» **Items listed in a dataset**
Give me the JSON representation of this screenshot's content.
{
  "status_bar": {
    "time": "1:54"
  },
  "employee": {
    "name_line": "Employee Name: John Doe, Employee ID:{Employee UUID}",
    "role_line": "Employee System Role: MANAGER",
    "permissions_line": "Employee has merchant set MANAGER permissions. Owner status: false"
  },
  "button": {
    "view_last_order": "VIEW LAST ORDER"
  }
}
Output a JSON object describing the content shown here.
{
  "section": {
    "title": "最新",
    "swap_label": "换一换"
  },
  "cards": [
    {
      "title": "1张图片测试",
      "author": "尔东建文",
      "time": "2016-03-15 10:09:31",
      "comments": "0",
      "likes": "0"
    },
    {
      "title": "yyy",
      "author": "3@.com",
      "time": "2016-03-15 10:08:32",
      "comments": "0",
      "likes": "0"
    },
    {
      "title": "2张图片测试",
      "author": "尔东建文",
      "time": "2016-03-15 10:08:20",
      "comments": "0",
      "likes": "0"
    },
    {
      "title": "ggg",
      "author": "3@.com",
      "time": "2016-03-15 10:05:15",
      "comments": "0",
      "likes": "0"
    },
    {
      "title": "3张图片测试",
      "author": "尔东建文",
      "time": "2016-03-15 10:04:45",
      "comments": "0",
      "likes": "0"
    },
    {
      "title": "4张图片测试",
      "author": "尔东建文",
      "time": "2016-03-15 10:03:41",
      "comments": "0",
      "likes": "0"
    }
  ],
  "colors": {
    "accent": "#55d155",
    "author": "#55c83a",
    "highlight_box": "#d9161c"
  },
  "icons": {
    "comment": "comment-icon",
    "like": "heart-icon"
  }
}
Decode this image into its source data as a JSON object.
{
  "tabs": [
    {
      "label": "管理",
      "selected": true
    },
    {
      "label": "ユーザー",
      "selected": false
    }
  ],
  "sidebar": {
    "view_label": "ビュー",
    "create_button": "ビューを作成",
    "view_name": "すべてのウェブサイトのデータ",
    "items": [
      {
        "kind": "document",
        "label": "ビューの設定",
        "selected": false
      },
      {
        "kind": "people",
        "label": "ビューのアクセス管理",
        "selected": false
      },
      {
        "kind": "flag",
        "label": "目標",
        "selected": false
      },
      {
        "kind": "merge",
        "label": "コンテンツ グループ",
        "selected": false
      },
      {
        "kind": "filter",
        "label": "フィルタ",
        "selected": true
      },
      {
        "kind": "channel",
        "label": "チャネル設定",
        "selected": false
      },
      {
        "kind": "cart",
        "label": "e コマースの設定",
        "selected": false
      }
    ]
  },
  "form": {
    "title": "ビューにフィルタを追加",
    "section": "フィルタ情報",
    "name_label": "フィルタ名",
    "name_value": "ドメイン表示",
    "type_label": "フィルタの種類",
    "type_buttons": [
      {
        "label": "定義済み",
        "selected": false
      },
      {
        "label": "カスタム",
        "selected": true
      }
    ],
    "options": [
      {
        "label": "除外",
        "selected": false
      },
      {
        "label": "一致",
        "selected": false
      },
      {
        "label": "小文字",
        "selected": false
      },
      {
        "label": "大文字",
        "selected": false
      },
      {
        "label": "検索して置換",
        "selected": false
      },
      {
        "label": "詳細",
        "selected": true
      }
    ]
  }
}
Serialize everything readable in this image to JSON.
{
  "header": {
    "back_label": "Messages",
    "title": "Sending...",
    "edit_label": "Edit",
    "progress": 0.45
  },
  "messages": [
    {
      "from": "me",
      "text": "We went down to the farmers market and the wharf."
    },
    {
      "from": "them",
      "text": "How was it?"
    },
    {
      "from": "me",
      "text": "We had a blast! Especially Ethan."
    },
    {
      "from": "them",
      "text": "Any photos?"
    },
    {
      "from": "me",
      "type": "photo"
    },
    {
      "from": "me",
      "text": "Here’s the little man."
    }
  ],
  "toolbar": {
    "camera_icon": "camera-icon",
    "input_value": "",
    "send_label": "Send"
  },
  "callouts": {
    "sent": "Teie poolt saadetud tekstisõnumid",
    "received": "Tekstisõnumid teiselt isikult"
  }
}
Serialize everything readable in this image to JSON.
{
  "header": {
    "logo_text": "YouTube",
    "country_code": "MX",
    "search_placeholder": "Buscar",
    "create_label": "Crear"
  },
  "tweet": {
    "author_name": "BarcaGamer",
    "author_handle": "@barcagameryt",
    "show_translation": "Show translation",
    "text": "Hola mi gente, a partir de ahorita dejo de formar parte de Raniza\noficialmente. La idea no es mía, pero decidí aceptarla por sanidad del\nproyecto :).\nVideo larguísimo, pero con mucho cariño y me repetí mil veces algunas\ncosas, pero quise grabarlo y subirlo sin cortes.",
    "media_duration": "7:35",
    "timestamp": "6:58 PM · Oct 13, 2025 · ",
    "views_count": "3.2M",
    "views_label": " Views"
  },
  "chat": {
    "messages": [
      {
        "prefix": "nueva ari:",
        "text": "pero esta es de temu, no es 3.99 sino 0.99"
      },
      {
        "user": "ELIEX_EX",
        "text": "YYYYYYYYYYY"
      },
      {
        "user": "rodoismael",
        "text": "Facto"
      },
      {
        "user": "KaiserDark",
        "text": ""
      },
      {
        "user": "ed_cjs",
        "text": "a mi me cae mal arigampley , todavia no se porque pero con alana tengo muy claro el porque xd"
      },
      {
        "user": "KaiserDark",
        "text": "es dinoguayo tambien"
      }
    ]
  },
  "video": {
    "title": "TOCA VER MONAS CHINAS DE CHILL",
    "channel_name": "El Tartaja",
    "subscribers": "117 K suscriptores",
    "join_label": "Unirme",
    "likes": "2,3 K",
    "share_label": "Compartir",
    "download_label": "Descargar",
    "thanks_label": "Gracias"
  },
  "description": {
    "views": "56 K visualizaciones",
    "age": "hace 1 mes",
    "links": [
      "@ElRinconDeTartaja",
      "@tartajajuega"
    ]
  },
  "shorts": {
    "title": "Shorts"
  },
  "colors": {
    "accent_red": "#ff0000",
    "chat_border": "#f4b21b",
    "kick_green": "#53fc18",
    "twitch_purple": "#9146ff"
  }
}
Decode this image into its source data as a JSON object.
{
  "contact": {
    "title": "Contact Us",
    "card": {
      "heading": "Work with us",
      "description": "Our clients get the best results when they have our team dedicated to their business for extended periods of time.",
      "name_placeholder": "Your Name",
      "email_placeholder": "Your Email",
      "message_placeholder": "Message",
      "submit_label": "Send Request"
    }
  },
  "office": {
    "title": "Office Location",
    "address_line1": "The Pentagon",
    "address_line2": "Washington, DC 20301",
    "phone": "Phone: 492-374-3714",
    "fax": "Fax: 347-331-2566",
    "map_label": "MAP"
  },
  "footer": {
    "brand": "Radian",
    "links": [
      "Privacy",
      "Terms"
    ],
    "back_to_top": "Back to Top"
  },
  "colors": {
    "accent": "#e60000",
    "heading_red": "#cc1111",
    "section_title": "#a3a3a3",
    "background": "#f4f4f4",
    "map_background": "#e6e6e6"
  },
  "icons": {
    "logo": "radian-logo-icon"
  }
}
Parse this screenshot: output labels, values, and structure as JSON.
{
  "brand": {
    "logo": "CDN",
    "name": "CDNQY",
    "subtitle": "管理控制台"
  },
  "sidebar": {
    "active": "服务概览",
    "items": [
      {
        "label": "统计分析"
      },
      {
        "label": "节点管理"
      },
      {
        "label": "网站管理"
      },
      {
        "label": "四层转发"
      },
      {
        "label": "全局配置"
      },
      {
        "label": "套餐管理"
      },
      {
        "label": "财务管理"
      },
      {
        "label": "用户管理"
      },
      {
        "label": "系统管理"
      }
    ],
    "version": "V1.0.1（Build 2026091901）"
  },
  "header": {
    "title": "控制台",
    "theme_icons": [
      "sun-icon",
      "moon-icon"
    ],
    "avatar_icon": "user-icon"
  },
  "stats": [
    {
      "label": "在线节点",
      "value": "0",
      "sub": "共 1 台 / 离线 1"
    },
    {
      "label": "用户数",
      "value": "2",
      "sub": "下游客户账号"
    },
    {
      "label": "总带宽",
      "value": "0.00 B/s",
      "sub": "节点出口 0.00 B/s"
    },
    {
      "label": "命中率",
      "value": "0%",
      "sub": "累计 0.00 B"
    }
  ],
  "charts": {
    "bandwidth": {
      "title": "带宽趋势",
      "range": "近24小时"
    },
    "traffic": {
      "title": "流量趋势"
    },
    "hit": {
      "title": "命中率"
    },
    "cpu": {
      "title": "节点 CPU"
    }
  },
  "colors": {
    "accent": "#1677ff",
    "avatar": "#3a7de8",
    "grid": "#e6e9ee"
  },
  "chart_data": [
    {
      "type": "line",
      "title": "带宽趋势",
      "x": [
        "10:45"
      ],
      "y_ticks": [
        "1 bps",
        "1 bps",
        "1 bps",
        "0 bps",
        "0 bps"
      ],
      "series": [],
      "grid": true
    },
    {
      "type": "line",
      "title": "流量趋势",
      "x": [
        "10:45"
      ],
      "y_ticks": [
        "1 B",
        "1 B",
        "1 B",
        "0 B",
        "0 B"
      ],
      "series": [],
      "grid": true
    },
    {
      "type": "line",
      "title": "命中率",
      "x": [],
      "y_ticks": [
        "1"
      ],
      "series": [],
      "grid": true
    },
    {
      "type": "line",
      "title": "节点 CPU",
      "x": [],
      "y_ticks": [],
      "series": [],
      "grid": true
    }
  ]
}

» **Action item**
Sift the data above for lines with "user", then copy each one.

» **Answer to this problem**
        "user": "ELIEX_EX",
        "user": "rodoismael",
        "user": "KaiserDark",
        "user": "ed_cjs",
        "user": "KaiserDark",
    "avatar_icon": "user-icon"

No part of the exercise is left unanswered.